Look through the listing below and report the lines that have the word "Toplam" in them.

************

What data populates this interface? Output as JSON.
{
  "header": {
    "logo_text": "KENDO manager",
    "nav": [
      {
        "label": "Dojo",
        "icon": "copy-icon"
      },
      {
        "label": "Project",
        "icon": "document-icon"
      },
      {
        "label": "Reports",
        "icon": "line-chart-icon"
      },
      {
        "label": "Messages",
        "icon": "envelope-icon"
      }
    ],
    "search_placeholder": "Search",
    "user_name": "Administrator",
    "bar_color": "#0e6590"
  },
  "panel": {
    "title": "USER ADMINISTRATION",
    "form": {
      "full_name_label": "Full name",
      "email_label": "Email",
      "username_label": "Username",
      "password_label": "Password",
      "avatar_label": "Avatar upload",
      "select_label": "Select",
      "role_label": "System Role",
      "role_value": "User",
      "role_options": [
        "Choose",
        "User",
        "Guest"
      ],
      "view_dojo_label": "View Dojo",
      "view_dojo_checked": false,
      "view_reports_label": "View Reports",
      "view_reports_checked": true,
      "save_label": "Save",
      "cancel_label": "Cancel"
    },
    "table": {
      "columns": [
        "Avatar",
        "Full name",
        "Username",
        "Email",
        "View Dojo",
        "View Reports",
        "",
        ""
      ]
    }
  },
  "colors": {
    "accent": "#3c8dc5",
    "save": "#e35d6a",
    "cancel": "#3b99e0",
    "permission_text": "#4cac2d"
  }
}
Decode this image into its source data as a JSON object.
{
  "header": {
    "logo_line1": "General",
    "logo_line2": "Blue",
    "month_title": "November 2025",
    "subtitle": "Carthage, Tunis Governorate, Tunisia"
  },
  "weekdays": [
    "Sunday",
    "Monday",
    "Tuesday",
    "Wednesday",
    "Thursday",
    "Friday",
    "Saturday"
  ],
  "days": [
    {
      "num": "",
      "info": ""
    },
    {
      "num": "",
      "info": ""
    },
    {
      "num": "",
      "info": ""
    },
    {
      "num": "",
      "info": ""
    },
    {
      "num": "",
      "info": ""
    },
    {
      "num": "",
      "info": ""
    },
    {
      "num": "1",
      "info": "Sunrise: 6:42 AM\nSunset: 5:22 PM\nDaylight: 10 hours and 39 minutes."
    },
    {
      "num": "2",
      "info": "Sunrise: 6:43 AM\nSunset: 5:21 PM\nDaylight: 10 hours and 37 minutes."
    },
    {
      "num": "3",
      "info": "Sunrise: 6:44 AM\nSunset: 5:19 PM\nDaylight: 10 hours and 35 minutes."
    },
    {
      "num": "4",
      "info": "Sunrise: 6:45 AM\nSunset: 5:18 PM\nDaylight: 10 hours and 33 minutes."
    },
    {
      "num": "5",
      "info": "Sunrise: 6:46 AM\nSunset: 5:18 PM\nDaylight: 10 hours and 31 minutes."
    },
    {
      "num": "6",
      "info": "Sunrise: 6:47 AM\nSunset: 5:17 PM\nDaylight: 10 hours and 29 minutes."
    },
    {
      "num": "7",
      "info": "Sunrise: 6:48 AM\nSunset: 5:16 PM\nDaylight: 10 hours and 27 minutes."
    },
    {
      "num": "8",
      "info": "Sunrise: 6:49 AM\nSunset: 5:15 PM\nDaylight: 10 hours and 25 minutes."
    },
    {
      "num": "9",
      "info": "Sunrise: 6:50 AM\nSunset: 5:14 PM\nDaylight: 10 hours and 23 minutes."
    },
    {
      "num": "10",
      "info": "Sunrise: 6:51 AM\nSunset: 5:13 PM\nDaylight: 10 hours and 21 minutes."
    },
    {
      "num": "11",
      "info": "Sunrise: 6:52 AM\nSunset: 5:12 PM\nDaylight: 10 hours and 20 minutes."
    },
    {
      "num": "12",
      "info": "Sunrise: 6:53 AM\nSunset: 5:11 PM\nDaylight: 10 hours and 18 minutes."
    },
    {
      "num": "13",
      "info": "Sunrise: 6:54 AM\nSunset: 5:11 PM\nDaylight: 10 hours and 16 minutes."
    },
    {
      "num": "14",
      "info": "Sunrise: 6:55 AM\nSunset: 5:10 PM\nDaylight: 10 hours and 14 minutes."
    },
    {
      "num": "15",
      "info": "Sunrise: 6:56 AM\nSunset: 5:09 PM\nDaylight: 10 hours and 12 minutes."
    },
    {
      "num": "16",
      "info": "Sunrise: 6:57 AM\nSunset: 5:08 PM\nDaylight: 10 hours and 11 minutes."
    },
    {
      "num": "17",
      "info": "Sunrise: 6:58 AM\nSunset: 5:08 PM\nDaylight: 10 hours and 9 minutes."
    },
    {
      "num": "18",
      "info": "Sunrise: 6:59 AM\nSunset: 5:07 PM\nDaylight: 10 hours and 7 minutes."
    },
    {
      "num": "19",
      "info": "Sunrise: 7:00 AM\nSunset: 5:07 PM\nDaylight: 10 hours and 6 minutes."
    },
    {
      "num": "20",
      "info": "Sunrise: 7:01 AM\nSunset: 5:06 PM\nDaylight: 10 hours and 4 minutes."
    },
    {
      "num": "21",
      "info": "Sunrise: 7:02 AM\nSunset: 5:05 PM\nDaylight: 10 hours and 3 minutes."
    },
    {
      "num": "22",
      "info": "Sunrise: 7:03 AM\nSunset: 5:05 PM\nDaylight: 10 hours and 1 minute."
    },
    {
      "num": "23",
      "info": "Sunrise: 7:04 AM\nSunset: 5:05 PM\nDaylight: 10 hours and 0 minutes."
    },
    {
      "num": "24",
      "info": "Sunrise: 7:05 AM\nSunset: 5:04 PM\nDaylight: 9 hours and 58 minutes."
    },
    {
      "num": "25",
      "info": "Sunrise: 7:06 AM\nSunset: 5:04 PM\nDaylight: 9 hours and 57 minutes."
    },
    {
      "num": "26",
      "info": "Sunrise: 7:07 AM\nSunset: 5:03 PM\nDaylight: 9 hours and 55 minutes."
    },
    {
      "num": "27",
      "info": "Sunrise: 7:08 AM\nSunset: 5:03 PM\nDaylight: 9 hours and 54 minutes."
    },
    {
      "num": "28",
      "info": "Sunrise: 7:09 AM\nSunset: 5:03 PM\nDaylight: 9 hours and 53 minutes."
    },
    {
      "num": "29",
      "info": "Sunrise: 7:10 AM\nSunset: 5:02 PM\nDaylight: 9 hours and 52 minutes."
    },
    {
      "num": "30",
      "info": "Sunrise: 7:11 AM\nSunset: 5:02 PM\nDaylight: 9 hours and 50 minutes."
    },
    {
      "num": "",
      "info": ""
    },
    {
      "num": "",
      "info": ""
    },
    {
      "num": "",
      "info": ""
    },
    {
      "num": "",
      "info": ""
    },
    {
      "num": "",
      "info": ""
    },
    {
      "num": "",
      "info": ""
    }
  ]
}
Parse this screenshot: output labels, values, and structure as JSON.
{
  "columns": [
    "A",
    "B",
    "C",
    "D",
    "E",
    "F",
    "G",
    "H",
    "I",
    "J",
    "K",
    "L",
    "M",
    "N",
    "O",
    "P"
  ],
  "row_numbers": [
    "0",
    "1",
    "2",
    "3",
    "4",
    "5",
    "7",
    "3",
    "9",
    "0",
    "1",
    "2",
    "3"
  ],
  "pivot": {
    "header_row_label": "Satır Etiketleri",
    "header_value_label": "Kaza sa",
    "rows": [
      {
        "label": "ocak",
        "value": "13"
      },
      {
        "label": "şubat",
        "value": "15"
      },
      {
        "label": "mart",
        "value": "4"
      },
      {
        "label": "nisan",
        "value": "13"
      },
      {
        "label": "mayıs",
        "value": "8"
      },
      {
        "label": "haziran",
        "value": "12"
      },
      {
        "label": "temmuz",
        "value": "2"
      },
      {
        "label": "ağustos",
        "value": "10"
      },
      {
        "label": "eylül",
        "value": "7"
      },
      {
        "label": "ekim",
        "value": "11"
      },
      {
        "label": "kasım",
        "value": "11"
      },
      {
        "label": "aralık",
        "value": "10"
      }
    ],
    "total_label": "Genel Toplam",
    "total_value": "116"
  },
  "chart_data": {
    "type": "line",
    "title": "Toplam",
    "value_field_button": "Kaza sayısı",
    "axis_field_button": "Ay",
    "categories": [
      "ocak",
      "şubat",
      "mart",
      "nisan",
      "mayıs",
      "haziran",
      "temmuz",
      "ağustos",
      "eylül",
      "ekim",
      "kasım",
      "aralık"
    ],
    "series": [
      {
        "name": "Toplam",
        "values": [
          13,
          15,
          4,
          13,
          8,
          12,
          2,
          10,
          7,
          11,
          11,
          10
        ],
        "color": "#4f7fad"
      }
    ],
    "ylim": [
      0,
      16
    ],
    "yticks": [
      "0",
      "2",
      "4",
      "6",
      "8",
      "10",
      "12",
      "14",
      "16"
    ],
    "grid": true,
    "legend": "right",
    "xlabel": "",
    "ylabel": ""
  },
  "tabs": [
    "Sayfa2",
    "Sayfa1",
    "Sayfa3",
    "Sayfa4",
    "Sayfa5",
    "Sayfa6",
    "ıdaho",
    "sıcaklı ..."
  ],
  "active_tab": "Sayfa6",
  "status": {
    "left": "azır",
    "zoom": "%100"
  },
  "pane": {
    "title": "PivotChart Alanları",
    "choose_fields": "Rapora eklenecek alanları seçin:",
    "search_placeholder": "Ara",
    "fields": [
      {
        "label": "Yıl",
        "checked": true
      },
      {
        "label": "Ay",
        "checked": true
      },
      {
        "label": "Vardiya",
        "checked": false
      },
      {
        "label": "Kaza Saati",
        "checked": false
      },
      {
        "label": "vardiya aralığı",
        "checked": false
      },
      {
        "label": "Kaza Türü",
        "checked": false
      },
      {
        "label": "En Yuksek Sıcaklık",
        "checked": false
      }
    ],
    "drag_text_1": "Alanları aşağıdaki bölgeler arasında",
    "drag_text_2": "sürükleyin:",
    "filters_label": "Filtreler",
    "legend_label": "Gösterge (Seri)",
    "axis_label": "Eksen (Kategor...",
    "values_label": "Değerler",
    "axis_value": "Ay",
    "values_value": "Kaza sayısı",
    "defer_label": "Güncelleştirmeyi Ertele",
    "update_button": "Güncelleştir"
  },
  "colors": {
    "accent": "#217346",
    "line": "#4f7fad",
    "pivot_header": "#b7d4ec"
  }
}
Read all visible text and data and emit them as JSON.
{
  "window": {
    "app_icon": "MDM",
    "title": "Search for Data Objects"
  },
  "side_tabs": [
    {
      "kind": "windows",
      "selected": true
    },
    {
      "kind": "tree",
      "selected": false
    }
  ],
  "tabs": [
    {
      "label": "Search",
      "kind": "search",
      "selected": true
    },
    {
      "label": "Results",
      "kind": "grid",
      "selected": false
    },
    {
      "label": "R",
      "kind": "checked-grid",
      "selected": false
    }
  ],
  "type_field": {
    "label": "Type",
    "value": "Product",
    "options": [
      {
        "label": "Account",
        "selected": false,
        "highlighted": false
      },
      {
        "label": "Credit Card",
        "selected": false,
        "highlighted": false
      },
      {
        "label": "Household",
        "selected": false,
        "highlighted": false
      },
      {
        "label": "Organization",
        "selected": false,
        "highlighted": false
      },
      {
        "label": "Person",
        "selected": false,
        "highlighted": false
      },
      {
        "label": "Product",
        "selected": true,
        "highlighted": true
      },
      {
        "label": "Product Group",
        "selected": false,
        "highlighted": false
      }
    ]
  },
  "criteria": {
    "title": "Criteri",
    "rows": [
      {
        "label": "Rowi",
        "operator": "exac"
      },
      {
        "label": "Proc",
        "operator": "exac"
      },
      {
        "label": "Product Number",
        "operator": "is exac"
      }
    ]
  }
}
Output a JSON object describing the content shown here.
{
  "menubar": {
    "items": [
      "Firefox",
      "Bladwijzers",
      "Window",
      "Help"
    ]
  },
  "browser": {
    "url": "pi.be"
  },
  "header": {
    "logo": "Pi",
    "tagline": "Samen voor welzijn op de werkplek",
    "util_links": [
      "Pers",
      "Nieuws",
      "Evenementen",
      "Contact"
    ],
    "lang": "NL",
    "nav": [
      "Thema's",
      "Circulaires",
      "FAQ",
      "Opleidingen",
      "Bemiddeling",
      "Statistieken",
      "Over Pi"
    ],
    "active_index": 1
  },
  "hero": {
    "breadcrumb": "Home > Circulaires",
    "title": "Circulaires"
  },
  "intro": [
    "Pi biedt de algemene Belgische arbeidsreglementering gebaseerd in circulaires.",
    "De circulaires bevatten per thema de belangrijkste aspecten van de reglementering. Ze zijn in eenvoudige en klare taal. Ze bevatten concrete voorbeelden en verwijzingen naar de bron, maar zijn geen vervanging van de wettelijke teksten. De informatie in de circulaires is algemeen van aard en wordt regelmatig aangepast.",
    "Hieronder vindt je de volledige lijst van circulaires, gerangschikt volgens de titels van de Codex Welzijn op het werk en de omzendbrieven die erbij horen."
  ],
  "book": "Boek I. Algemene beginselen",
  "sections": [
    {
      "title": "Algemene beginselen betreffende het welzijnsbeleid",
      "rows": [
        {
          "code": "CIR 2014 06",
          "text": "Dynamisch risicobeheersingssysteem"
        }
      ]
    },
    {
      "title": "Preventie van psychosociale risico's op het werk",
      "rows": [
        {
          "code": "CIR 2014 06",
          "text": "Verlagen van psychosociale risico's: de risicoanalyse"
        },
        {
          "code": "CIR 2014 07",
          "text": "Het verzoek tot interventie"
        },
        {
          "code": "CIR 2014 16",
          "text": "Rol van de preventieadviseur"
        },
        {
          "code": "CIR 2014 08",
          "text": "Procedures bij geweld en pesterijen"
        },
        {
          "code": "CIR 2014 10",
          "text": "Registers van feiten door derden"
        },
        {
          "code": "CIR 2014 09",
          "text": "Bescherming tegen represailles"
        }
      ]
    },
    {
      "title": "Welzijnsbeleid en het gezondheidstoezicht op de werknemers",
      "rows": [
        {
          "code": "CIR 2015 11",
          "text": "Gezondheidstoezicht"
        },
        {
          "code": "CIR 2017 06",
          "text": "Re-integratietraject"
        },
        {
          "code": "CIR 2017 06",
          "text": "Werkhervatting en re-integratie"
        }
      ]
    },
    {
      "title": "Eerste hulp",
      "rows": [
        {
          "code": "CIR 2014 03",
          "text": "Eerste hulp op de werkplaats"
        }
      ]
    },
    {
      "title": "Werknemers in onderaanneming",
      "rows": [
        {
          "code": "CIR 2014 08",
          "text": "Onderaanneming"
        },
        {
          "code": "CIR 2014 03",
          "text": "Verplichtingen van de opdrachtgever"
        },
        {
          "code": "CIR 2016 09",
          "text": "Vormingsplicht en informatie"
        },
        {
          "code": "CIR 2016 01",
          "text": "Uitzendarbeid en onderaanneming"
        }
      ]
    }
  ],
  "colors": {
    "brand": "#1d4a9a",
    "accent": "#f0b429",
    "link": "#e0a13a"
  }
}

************

Task solution:
    "total_label": "Genel Toplam",
    "title": "Toplam",
        "name": "Toplam",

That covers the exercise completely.